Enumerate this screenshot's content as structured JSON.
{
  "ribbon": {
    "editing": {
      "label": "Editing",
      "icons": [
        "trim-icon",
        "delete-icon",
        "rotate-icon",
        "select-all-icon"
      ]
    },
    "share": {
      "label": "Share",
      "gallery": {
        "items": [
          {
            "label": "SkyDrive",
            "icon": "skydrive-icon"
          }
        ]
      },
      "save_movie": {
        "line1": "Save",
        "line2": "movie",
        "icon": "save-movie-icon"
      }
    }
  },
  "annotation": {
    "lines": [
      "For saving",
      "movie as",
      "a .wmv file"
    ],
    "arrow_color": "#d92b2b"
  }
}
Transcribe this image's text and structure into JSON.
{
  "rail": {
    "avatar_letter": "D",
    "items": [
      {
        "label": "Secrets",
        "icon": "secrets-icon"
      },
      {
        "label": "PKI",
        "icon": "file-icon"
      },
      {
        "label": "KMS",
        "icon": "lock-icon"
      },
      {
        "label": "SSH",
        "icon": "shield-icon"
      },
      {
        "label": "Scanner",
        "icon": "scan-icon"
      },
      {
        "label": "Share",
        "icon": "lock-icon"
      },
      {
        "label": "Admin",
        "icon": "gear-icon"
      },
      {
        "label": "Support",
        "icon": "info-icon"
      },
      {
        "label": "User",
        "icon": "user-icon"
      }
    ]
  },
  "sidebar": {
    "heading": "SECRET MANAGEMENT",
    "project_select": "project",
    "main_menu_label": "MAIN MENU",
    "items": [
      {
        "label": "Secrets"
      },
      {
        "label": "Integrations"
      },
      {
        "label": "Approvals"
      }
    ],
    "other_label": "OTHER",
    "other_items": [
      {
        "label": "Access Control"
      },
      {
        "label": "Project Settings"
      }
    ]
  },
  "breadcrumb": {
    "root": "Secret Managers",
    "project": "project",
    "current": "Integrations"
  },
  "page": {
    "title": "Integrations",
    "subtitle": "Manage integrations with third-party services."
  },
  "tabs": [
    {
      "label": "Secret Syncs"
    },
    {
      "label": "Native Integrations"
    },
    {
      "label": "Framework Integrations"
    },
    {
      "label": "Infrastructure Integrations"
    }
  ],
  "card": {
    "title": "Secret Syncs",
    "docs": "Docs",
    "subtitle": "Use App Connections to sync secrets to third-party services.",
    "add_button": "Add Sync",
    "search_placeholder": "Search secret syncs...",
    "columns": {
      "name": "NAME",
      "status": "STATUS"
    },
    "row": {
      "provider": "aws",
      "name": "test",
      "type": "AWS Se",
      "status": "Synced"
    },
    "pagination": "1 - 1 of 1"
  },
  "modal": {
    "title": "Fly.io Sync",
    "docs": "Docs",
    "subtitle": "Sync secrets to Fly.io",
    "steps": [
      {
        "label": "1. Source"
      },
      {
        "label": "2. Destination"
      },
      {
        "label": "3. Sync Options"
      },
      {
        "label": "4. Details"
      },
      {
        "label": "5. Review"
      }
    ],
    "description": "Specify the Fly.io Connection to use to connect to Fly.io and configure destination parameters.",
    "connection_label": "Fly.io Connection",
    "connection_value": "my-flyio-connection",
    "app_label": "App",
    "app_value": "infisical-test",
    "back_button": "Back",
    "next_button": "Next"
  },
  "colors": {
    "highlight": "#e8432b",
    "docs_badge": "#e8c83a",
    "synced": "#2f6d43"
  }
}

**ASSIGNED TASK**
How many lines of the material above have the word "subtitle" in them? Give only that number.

**SOLUTION FOR THIS PROBLEM**
3